REQUIRED ACTION => Gather all lines in the entries below that include the word "name".

DATA EXTRACT Block Start

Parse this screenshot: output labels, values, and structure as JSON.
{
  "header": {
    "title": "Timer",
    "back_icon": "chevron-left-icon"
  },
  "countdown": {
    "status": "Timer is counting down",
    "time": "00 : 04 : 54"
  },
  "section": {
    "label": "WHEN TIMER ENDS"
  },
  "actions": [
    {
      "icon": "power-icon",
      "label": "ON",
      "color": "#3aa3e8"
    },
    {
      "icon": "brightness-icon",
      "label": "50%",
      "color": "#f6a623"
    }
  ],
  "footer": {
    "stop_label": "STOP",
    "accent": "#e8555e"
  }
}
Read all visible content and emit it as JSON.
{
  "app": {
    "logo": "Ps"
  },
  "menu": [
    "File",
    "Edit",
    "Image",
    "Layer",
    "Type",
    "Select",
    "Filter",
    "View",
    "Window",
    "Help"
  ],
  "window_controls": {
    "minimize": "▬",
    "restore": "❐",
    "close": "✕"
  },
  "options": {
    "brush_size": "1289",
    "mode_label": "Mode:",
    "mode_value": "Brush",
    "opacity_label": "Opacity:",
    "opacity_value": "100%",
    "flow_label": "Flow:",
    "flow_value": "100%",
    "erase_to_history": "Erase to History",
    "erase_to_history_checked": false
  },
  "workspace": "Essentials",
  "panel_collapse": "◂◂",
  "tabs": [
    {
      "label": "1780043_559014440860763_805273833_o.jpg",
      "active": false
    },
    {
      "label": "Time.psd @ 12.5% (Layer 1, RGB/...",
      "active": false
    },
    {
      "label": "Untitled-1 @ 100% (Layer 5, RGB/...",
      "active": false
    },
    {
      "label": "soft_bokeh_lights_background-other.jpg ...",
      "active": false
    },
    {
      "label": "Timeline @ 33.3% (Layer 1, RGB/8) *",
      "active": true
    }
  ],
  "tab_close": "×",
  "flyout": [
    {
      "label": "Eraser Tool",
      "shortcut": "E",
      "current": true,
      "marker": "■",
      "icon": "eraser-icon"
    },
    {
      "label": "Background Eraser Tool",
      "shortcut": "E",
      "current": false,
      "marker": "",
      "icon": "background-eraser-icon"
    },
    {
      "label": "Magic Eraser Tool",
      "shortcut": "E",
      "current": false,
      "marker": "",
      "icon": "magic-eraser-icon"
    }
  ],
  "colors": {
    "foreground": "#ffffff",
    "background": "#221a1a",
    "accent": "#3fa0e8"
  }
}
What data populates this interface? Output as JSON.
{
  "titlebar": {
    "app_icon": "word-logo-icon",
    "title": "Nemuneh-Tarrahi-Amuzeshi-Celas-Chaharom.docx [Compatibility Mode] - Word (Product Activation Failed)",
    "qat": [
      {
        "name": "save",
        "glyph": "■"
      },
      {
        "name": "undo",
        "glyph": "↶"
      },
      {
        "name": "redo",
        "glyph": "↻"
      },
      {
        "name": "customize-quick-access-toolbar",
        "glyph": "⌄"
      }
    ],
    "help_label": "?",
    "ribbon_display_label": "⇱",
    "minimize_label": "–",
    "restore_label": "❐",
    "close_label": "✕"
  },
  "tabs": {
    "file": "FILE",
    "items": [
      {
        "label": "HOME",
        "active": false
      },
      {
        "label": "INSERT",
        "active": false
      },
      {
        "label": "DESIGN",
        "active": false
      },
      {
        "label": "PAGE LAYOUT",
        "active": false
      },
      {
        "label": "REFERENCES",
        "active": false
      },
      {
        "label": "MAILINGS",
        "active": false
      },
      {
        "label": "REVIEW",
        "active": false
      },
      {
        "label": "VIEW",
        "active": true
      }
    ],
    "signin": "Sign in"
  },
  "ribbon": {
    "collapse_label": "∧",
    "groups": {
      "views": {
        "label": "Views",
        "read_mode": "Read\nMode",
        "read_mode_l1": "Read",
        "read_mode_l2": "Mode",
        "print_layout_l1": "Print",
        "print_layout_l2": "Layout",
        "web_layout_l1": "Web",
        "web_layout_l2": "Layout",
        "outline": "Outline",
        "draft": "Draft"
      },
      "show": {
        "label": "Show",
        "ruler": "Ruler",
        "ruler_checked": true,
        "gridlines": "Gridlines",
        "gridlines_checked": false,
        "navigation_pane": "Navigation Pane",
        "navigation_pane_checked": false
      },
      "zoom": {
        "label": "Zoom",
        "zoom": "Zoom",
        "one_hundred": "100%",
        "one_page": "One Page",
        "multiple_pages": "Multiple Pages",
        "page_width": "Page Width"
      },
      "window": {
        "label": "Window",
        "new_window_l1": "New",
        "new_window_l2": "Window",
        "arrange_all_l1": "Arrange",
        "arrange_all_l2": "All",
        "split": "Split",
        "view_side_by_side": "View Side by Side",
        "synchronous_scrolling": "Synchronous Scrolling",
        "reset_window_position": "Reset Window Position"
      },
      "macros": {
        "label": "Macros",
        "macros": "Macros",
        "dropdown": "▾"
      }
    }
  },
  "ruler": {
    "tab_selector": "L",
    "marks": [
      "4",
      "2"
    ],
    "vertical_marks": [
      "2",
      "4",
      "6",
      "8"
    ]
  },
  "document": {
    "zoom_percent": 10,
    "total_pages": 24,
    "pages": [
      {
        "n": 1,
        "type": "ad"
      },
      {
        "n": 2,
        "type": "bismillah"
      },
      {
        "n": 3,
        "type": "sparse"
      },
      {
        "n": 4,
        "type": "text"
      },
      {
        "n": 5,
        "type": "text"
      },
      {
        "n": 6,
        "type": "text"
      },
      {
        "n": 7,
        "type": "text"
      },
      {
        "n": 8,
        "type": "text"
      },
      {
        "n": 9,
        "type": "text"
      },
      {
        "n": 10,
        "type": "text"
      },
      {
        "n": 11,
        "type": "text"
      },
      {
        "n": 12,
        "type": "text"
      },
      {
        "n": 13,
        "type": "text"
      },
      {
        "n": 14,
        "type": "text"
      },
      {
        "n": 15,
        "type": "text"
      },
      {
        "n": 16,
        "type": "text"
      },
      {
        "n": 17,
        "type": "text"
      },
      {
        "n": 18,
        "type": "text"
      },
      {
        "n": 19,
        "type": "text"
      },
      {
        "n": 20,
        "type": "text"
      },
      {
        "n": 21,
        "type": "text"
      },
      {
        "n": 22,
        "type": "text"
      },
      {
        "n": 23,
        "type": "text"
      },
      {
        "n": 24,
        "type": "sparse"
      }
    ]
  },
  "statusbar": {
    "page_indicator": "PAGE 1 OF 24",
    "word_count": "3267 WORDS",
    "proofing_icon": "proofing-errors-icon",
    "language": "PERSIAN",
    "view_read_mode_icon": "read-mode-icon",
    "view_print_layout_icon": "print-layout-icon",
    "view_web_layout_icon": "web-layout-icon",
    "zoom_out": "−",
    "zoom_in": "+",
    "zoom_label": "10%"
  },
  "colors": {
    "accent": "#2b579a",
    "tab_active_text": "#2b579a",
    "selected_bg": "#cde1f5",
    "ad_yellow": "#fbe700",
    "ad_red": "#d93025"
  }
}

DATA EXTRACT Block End

ANSWER TO THIS TASK =>
        "name": "save",
        "name": "undo",
        "name": "redo",
        "name": "customize-quick-access-toolbar",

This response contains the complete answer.